Kids love monsters; they never tire of stories from myth and legend. At the beginning of the Story telling and Art course, we travelled around the world, exploring stories from many different cultures, finding out about the spirits and mythical creatures that populate these tales. We encountered trolls from Iceland, dragons in China, a host of crazy critters in Japan, Baba Yaga in Russia, the Komondo bird from Africa, and of course, many hybrids from Greek mythology.
We discovered how influential these tales are in contemporary culture from Harry Potter to Studio Ghibli, and how integral to the human interaction with the natural world, where gods and spirits often represent the sky, earth, forests, forces of nature and ancestral memory. In many cultures it is believed that every object has a soul, and shamanistic rituals include worshipping the spirits and demons that inhabit the natural world.
For the half term workshop, we looked at a variety of mythological creatures, and then the nine children created their own.
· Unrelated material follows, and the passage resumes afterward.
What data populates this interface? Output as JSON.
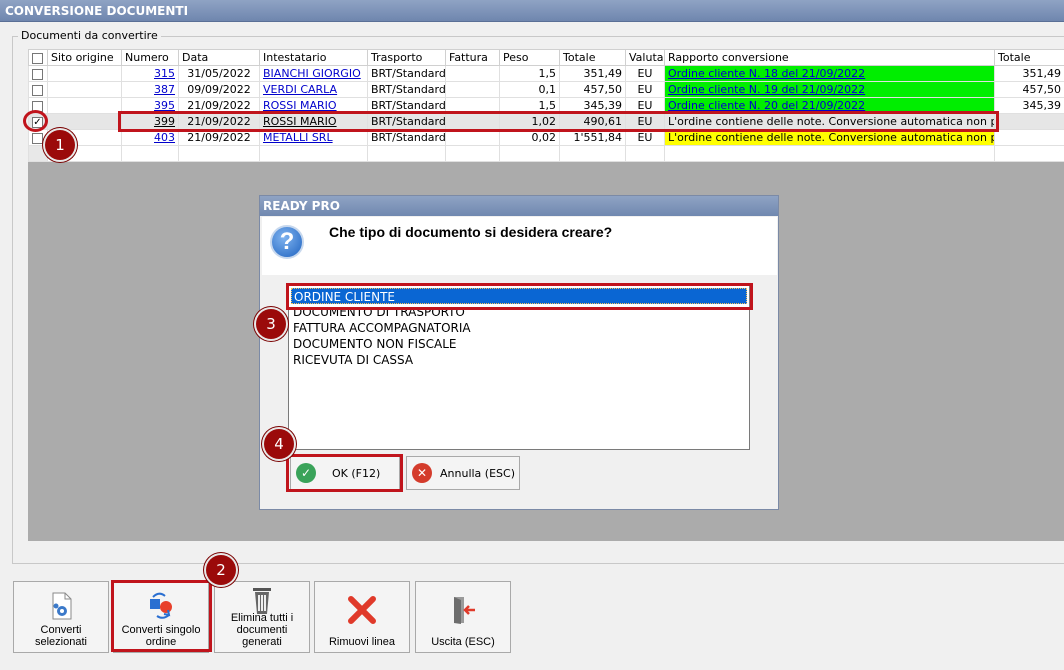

They took elements of their favourite creatures, and in some cases combined them with vegetables, plants and human forms. They gave them a name, and supernatural powers.
2 thoughts on “Mythical Monsters”
This sounds like a great class, I really enjoyed reading about it and seeing the artwork! If you teach it again, perhaps you’ll find this book of interest: Book of Imaginary Beings, written by Jorge Luis Borges and illustrated by Peter Sis.
Thank you! I will definitely get a copy of that book as I haven’t read it. I love Borges’ Labyrinths.